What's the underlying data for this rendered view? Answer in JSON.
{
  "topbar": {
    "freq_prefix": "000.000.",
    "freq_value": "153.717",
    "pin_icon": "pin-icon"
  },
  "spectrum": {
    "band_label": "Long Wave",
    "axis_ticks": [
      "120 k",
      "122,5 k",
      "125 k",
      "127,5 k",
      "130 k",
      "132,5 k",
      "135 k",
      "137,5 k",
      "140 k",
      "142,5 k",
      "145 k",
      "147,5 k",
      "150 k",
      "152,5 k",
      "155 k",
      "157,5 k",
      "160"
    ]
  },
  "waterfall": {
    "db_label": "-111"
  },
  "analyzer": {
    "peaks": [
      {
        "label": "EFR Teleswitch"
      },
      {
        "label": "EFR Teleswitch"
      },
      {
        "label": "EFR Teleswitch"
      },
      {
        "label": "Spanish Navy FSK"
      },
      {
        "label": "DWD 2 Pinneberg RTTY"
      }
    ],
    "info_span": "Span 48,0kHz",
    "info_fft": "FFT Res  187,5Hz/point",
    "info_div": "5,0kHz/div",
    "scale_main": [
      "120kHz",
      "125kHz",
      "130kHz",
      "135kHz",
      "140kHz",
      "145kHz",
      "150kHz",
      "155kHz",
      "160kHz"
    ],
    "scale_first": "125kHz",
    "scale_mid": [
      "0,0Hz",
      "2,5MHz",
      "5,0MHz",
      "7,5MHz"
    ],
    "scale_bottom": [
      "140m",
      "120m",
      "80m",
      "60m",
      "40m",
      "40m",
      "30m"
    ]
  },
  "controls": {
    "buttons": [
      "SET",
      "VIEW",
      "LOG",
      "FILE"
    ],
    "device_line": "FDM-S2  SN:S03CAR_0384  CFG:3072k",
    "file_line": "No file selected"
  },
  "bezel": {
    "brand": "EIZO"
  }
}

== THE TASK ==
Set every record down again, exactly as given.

== RESPONSE TO THIS TASK ==
What's the underlying data for this rendered view? Answer in JSON.
{
  "topbar": {
    "freq_prefix": "000.000.",
    "freq_value": "153.717",
    "pin_icon": "pin-icon"
  },
  "spectrum": {
    "band_label": "Long Wave",
    "axis_ticks": [
      "120 k",
      "122,5 k",
      "125 k",
      "127,5 k",
      "130 k",
      "132,5 k",
      "135 k",
      "137,5 k",
      "140 k",
      "142,5 k",
      "145 k",
      "147,5 k",
      "150 k",
      "152,5 k",
      "155 k",
      "157,5 k",
      "160"
    ]
  },
  "waterfall": {
    "db_label": "-111"
  },
  "analyzer": {
    "peaks": [
      {
        "label": "EFR Teleswitch"
      },
      {
        "label": "EFR Teleswitch"
      },
      {
        "label": "EFR Teleswitch"
      },
      {
        "label": "Spanish Navy FSK"
      },
      {
        "label": "DWD 2 Pinneberg RTTY"
      }
    ],
    "info_span": "Span 48,0kHz",
    "info_fft": "FFT Res  187,5Hz/point",
    "info_div": "5,0kHz/div",
    "scale_main": [
      "120kHz",
      "125kHz",
      "130kHz",
      "135kHz",
      "140kHz",
      "145kHz",
      "150kHz",
      "155kHz",
      "160kHz"
    ],
    "scale_first": "125kHz",
    "scale_mid": [
      "0,0Hz",
      "2,5MHz",
      "5,0MHz",
      "7,5MHz"
    ],
    "scale_bottom": [
      "140m",
      "120m",
      "80m",
      "60m",
      "40m",
      "40m",
      "30m"
    ]
  },
  "controls": {
    "buttons": [
      "SET",
      "VIEW",
      "LOG",
      "FILE"
    ],
    "device_line": "FDM-S2  SN:S03CAR_0384  CFG:3072k",
    "file_line": "No file selected"
  },
  "bezel": {
    "brand": "EIZO"
  }
}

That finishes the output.